> What the exercise asks: Search each line below for "Change", then return the lines where it appears.

> Dataset content:
_ _ _ _ _
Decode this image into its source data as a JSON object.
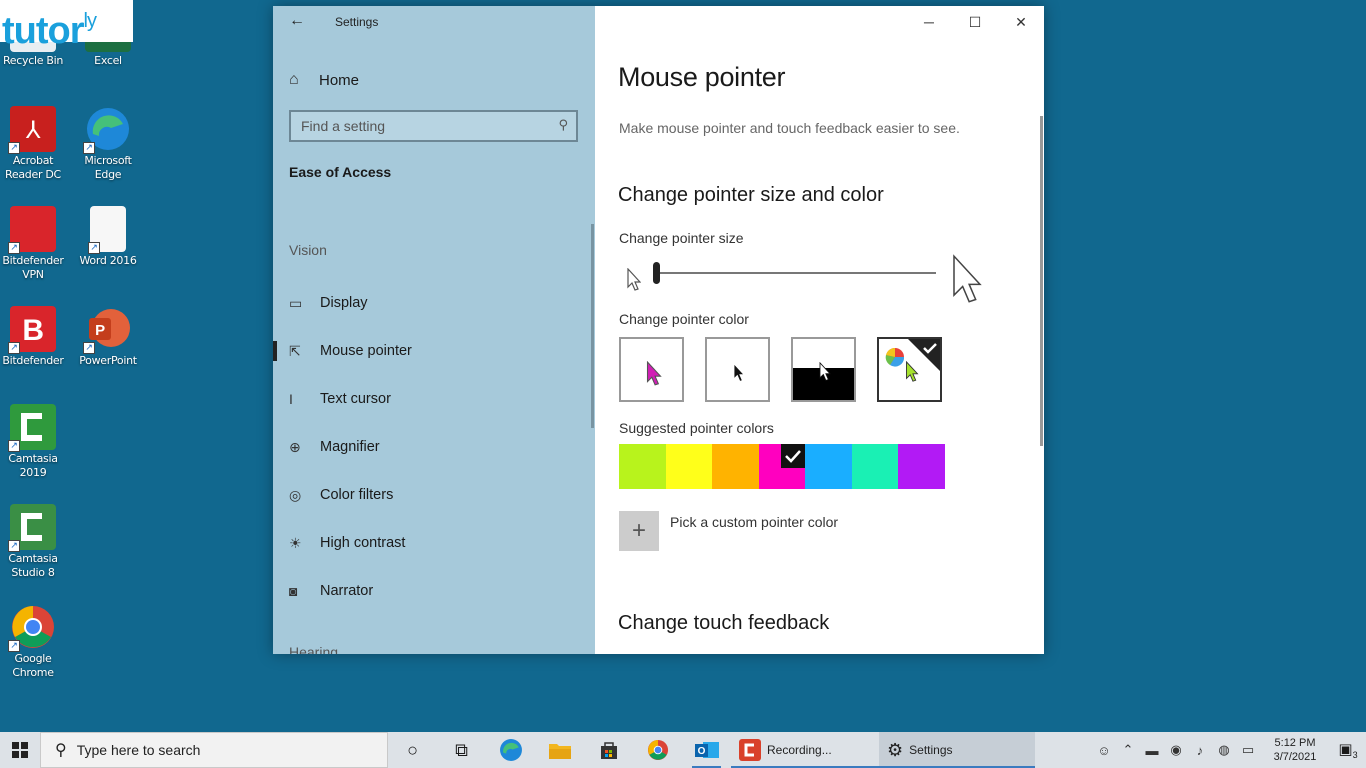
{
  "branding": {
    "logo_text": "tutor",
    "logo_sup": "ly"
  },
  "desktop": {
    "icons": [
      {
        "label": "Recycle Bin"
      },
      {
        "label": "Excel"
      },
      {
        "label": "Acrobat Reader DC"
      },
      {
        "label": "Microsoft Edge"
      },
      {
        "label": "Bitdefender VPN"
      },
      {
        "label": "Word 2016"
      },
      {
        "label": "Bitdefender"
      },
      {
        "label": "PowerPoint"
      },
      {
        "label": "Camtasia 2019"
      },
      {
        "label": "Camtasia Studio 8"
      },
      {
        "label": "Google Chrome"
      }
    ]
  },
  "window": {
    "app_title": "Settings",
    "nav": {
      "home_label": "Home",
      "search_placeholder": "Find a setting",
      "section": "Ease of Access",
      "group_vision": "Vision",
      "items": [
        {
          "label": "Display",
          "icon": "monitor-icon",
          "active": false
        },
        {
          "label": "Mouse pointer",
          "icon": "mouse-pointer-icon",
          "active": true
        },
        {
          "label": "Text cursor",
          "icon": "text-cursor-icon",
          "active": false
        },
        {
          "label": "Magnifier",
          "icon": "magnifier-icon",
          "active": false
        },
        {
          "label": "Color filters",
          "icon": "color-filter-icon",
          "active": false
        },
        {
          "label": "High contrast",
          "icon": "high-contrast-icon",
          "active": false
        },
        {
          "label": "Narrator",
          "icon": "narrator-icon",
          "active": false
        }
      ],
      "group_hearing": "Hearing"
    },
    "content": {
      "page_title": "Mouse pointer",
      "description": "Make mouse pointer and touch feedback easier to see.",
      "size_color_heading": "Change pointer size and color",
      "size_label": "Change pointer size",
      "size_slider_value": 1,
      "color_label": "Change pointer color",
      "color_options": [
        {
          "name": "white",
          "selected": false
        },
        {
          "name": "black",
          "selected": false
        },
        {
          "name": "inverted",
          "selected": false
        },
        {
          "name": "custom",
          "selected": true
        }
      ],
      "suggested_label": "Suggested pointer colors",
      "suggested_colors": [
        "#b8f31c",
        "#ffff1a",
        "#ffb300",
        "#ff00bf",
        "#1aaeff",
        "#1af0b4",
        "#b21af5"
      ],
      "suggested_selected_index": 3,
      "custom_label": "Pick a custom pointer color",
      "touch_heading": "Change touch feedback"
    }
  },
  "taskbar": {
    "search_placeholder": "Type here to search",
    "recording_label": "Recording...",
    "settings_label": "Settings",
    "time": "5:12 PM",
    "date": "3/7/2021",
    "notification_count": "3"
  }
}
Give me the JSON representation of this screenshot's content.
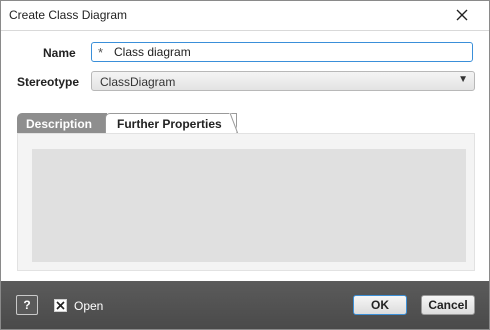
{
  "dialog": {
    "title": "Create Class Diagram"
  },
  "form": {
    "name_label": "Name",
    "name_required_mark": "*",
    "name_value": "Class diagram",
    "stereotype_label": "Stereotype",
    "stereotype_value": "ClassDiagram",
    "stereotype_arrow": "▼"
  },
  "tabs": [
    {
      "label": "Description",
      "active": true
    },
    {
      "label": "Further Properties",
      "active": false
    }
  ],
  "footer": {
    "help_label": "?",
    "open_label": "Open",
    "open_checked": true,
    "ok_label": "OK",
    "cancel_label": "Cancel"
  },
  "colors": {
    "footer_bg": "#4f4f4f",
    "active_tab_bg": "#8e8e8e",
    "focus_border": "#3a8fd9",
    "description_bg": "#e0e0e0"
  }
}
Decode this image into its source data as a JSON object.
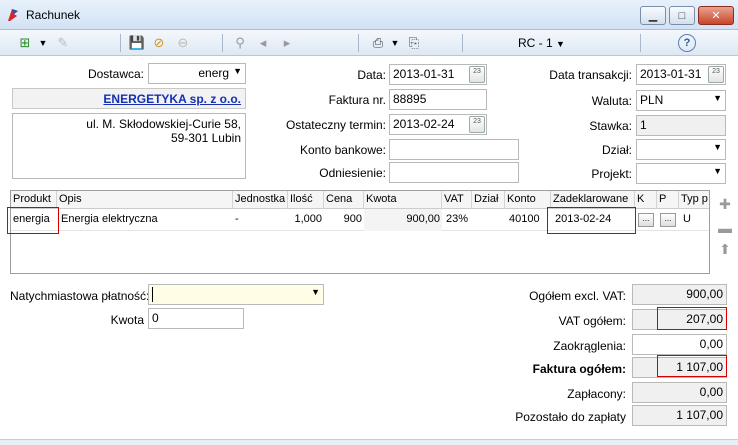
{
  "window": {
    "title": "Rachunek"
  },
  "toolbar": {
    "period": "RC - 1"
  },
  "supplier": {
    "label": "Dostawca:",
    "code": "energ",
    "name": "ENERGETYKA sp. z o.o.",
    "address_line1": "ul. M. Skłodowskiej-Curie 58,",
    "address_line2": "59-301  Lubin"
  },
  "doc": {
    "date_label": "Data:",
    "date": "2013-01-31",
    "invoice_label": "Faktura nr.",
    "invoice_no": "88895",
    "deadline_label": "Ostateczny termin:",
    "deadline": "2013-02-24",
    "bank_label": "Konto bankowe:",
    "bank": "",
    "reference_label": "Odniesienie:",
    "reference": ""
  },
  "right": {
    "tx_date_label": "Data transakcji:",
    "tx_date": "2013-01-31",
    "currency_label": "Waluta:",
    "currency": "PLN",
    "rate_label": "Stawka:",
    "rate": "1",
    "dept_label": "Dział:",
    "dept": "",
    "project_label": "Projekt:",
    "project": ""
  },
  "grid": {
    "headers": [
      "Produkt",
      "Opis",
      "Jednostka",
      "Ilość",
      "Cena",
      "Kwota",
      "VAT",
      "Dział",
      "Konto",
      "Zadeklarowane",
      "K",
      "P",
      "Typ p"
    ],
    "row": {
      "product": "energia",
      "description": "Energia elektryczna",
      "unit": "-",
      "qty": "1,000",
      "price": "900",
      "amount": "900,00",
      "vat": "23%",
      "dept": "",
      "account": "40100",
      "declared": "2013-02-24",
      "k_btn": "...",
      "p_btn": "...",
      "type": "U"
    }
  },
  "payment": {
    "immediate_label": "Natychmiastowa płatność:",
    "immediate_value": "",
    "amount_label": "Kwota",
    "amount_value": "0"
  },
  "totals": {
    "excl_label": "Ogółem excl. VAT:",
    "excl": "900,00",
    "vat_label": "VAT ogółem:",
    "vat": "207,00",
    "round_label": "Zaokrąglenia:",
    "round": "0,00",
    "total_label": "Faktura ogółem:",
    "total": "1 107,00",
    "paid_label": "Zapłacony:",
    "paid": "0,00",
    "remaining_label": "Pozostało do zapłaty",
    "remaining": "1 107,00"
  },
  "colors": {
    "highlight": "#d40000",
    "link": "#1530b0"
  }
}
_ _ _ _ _
> Expected answer:
      "size_color_heading": "Change pointer size and color",
      "size_label": "Change pointer size",
      "color_label": "Change pointer color",
      "touch_heading": "Change touch feedback"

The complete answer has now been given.